(How to complete this task) Verbatim reproduction of the entries is required; images must be omitted.

*** Begin section ***

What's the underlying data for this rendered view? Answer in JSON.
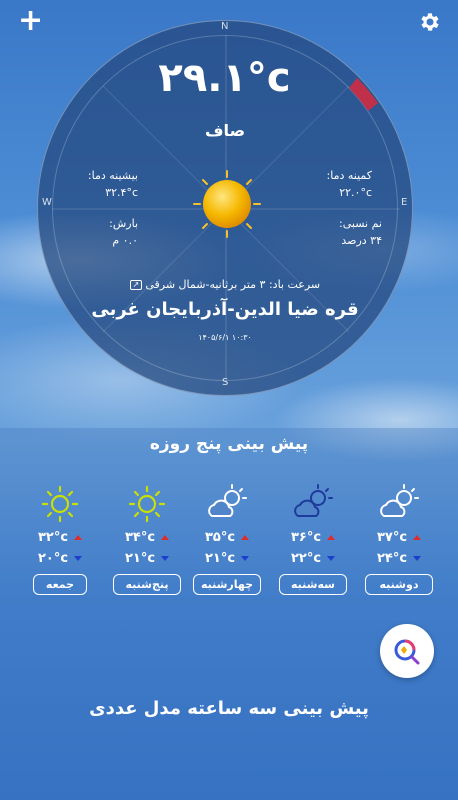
{
  "topbar": {
    "add_icon": "plus-icon",
    "settings_icon": "gear-icon"
  },
  "compass": {
    "n": "N",
    "s": "S",
    "e": "E",
    "w": "W"
  },
  "current": {
    "temperature": "۲۹.۱°c",
    "condition": "صاف",
    "min_label": "کمینه دما:",
    "min_value": "۲۲.۰°c",
    "humidity_label": "نم نسبی:",
    "humidity_value": "۳۴ درصد",
    "max_label": "بیشینه دما:",
    "max_value": "۳۲.۴°c",
    "rain_label": "بارش:",
    "rain_value": "۰.۰ م",
    "wind": "سرعت باد: ۳ متر برثانیه-شمال شرقی",
    "city": "قره ضیا الدین-آذربایجان غربی",
    "datetime": "۱۴۰۵/۶/۱ ۱۰:۳۰",
    "icon": "sun-icon"
  },
  "forecast": {
    "title": "پیش بینی پنج روزه",
    "days": [
      {
        "name": "دوشنبه",
        "max": "۳۷°c",
        "min": "۲۴°c",
        "icon": "partly-cloudy-icon"
      },
      {
        "name": "سه‌شنبه",
        "max": "۳۶°c",
        "min": "۲۲°c",
        "icon": "partly-cloudy-icon"
      },
      {
        "name": "چهارشنبه",
        "max": "۳۵°c",
        "min": "۲۱°c",
        "icon": "partly-cloudy-icon"
      },
      {
        "name": "پنج‌شنبه",
        "max": "۳۴°c",
        "min": "۲۱°c",
        "icon": "sun-icon"
      },
      {
        "name": "جمعه",
        "max": "۳۲°c",
        "min": "۲۰°c",
        "icon": "sun-icon"
      }
    ],
    "numerical_title": "پیش بینی سه ساعته مدل عددی",
    "fab_icon": "assistant-search-icon"
  },
  "colors": {
    "accent_max": "#e02b2b",
    "accent_min": "#1b3fcc",
    "sun": "#f2b400",
    "sun_outline": "#c9e000"
  }
}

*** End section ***

(Finished exercise)
What's the underlying data for this rendered view? Answer in JSON.
{
  "topbar": {
    "add_icon": "plus-icon",
    "settings_icon": "gear-icon"
  },
  "compass": {
    "n": "N",
    "s": "S",
    "e": "E",
    "w": "W"
  },
  "current": {
    "temperature": "۲۹.۱°c",
    "condition": "صاف",
    "min_label": "کمینه دما:",
    "min_value": "۲۲.۰°c",
    "humidity_label": "نم نسبی:",
    "humidity_value": "۳۴ درصد",
    "max_label": "بیشینه دما:",
    "max_value": "۳۲.۴°c",
    "rain_label": "بارش:",
    "rain_value": "۰.۰ م",
    "wind": "سرعت باد: ۳ متر برثانیه-شمال شرقی",
    "city": "قره ضیا الدین-آذربایجان غربی",
    "datetime": "۱۴۰۵/۶/۱ ۱۰:۳۰",
    "icon": "sun-icon"
  },
  "forecast": {
    "title": "پیش بینی پنج روزه",
    "days": [
      {
        "name": "دوشنبه",
        "max": "۳۷°c",
        "min": "۲۴°c",
        "icon": "partly-cloudy-icon"
      },
      {
        "name": "سه‌شنبه",
        "max": "۳۶°c",
        "min": "۲۲°c",
        "icon": "partly-cloudy-icon"
      },
      {
        "name": "چهارشنبه",
        "max": "۳۵°c",
        "min": "۲۱°c",
        "icon": "partly-cloudy-icon"
      },
      {
        "name": "پنج‌شنبه",
        "max": "۳۴°c",
        "min": "۲۱°c",
        "icon": "sun-icon"
      },
      {
        "name": "جمعه",
        "max": "۳۲°c",
        "min": "۲۰°c",
        "icon": "sun-icon"
      }
    ],
    "numerical_title": "پیش بینی سه ساعته مدل عددی",
    "fab_icon": "assistant-search-icon"
  },
  "colors": {
    "accent_max": "#e02b2b",
    "accent_min": "#1b3fcc",
    "sun": "#f2b400",
    "sun_outline": "#c9e000"
  }
}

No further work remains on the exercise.